I need to come to terms with what it means to belong to a not-so-observant community. It's not as if I had much choice right now, short of moving and changing jobs which is not an option. I am getting used to my surroundings, to (rather general but still) prayers before university-related meals, to "Jesus is my Lord" on cab doors, and to the warm weather, too. What I can't get used to, apparently, is American masorti Judaism. All these Friday-night-dinner cooking, shul-driving Jews, somehow maintaining their Yiddishkeit in small communities, often without the benefit of a thorough Jewish education... you gotta love them, right?!

Last night, I went to a dinner. I was almost faint with excitement to be in a house with the candles lit and to have a meal I didn't have to cook. We sang Shalom Alechem (each stance 3x!), my host made Kiddush and then, to my surprise, took out a couple of NCSY benchers and proceeded to read Eshet Chayil in English, and the first Psalm, too. Clearly, this was a routine. Amazing! The same was repeated when we said Birkat ha-Mazon, even mezuman was made in English. I had never seen anything like it but, strangely, it was not as alienating as I thought it would be, perhaps, because this was still the traditional text, if in a different language. In fact, it was kind of nice to know that people knew what they were reading...
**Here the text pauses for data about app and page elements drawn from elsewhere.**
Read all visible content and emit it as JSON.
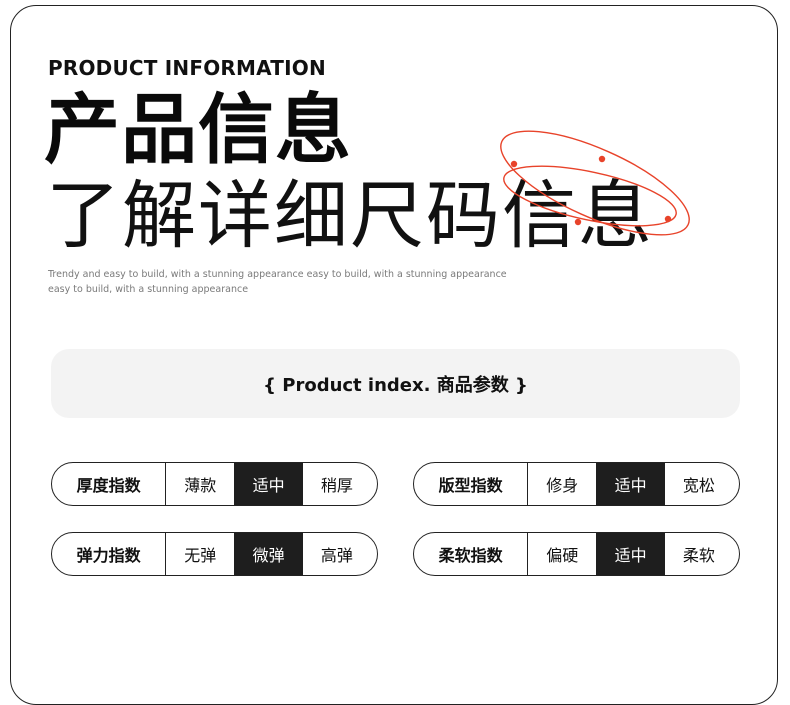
{
  "header": {
    "en_title": "PRODUCT INFORMATION",
    "cn_title": "产品信息",
    "cn_subtitle": "了解详细尺码信息",
    "description": "Trendy and easy to build, with a stunning appearance easy to build, with a stunning appearance easy to build, with a stunning appearance"
  },
  "index_bar": {
    "text": "{ Product index. 商品参数 }"
  },
  "accent_color": "#e8432a",
  "indices": [
    {
      "label": "厚度指数",
      "options": [
        "薄款",
        "适中",
        "稍厚"
      ],
      "selected": 1
    },
    {
      "label": "版型指数",
      "options": [
        "修身",
        "适中",
        "宽松"
      ],
      "selected": 1
    },
    {
      "label": "弹力指数",
      "options": [
        "无弹",
        "微弹",
        "高弹"
      ],
      "selected": 1
    },
    {
      "label": "柔软指数",
      "options": [
        "偏硬",
        "适中",
        "柔软"
      ],
      "selected": 1
    }
  ]
}
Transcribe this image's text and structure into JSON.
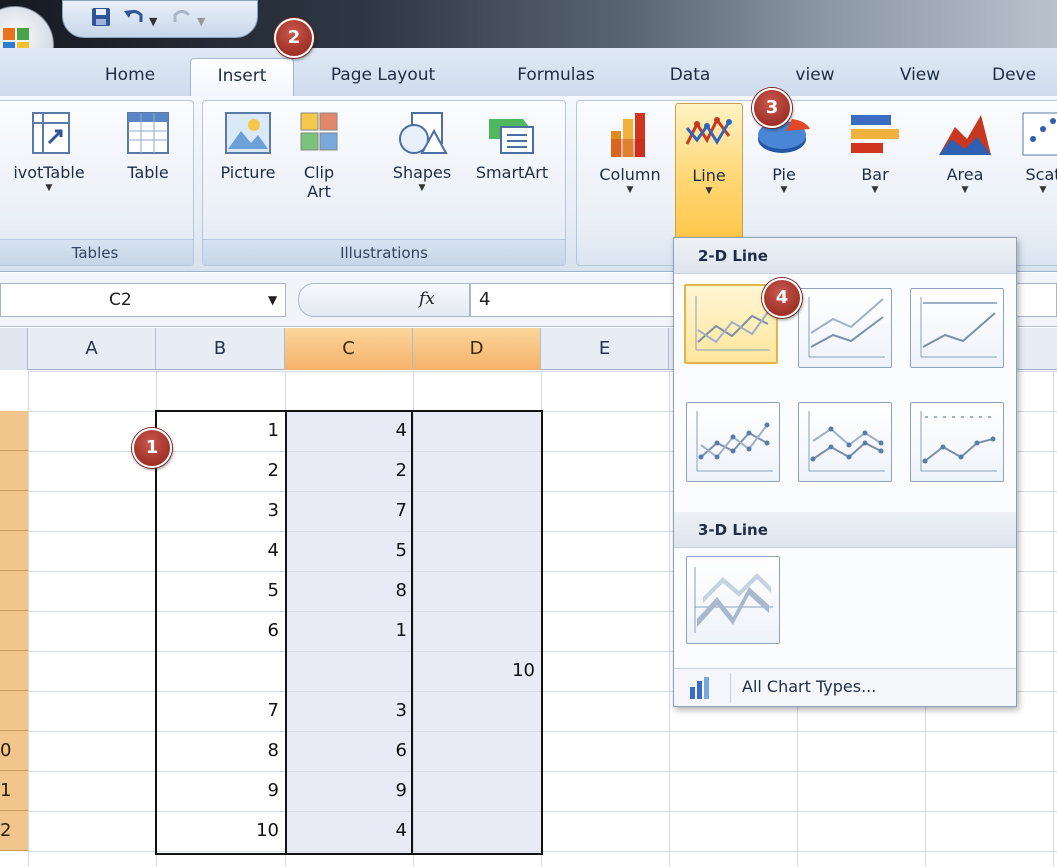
{
  "quick_access": {
    "save_icon": "save-icon",
    "undo_icon": "undo-icon",
    "redo_icon": "redo-icon"
  },
  "tabs": [
    {
      "label": "Home"
    },
    {
      "label": "Insert",
      "active": true
    },
    {
      "label": "Page Layout"
    },
    {
      "label": "Formulas"
    },
    {
      "label": "Data"
    },
    {
      "label": "view"
    },
    {
      "label": "View"
    },
    {
      "label": "Deve"
    }
  ],
  "ribbon": {
    "groups": {
      "tables": {
        "label": "Tables",
        "buttons": [
          {
            "label": "ivotTable",
            "icon": "pivottable-icon"
          },
          {
            "label": "Table",
            "icon": "table-icon"
          }
        ]
      },
      "illustrations": {
        "label": "Illustrations",
        "buttons": [
          {
            "label": "Picture",
            "icon": "picture-icon"
          },
          {
            "label": "Clip",
            "label2": "Art",
            "icon": "clipart-icon"
          },
          {
            "label": "Shapes",
            "icon": "shapes-icon"
          },
          {
            "label": "SmartArt",
            "icon": "smartart-icon"
          }
        ]
      },
      "charts": {
        "buttons": [
          {
            "label": "Column",
            "icon": "column-chart-icon"
          },
          {
            "label": "Line",
            "icon": "line-chart-icon",
            "selected": true
          },
          {
            "label": "Pie",
            "icon": "pie-chart-icon"
          },
          {
            "label": "Bar",
            "icon": "bar-chart-icon"
          },
          {
            "label": "Area",
            "icon": "area-chart-icon"
          },
          {
            "label": "Scat",
            "icon": "scatter-chart-icon"
          }
        ]
      }
    }
  },
  "formula_bar": {
    "name_box": "C2",
    "fx_label": "fx",
    "value": "4"
  },
  "columns": [
    "A",
    "B",
    "C",
    "D",
    "E"
  ],
  "rows": {
    "partial_labels": [
      "0",
      "1",
      "2"
    ]
  },
  "cells": [
    {
      "b": "1",
      "c": "4",
      "d": ""
    },
    {
      "b": "2",
      "c": "2",
      "d": ""
    },
    {
      "b": "3",
      "c": "7",
      "d": ""
    },
    {
      "b": "4",
      "c": "5",
      "d": ""
    },
    {
      "b": "5",
      "c": "8",
      "d": ""
    },
    {
      "b": "6",
      "c": "1",
      "d": ""
    },
    {
      "b": "",
      "c": "",
      "d": "10"
    },
    {
      "b": "7",
      "c": "3",
      "d": ""
    },
    {
      "b": "8",
      "c": "6",
      "d": ""
    },
    {
      "b": "9",
      "c": "9",
      "d": ""
    },
    {
      "b": "10",
      "c": "4",
      "d": ""
    }
  ],
  "callouts": [
    "1",
    "2",
    "3",
    "4"
  ],
  "dropdown": {
    "section_2d": "2-D Line",
    "section_3d": "3-D Line",
    "footer": "All Chart Types...",
    "thumbs_2d": [
      "line",
      "stacked-line",
      "100-stacked-line",
      "line-markers",
      "stacked-line-markers",
      "100-stacked-line-markers"
    ],
    "thumbs_3d": [
      "3d-line"
    ]
  },
  "colors": {
    "selection": "#e8ebf6",
    "row_header": "#f2c58c",
    "callout": "#a03127",
    "active_column": "#f5b26a"
  }
}
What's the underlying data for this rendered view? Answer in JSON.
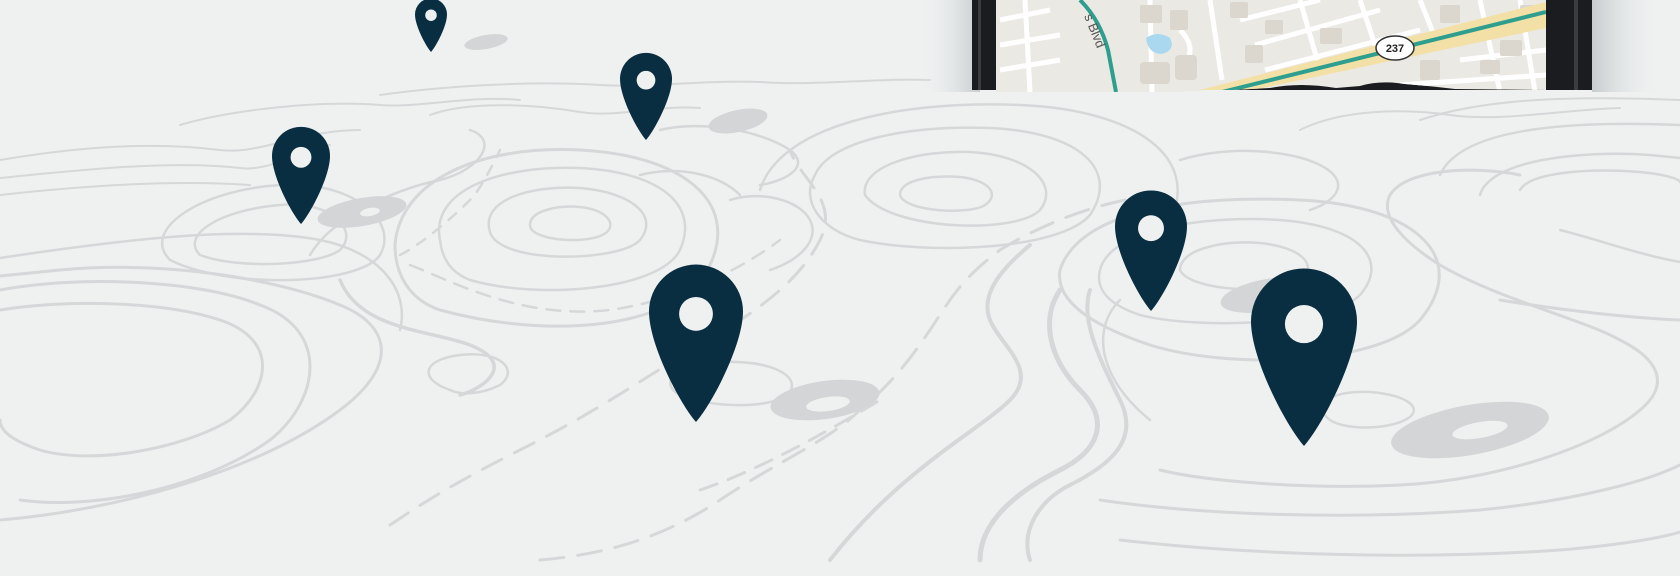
{
  "map_preview": {
    "street_label": "s Blvd",
    "route_shield": "237"
  },
  "pins": [
    {
      "name": "pin-1"
    },
    {
      "name": "pin-2"
    },
    {
      "name": "pin-3"
    },
    {
      "name": "pin-4"
    },
    {
      "name": "pin-5"
    },
    {
      "name": "pin-6"
    }
  ],
  "colors": {
    "background": "#eff1f1",
    "contour": "#d6d8d9",
    "pin": "#0a2e41",
    "pin_shadow": "#d2d4d5",
    "phone_frame": "#1b1c1f",
    "map_land": "#eceae5",
    "map_block": "#ddd9d1",
    "map_highway": "#f3e0a6",
    "map_route_line": "#2e9f8f",
    "map_water": "#aadaf0"
  }
}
1 comment:

hominy said...

Hi Ms. Grits - I feel yer pain. I moved to central Florida about a year ago on account of a pretty good academic job offer (my husband's, not mine). Jewishly speaking, it's tough. It's kind of like being in an alternate universe. I say that as a person who has lived 'out of town' her whole life, and who is pretty flexible on many things that a canonical M.O. Jew would probably balk at. The south, for the most part, feels to me like another planet from any other Jewish community I have known.

I don't want to identify myself in public since I already have too much of a reputation for complaining about the sad state of the Jewish community here... let's just say that we live in an urban area of about 1 million people, and so far as we know there are about 8 other families in this huge area who don't drive on shabat. 3 of them are Chabad rabbis (yes, there are 3 different Chabad's in this very large metropolitan area), 2 are conservative rabbis, and I believe there are 3 walking families who daven at one of the Chabads.

We personally don't walk OR drive to shul, and yet we do attend shul most shabatot. How, you ask? We ride bikes (yes, I know, t'hum shabat, no eruv, muktzah, I said, we're not actually M.O.) It's not much of a solution, but it's what we're doing for the moment.

It's fun hearing about your small-town students. Don't you wish you could take them on a field trip to Israel?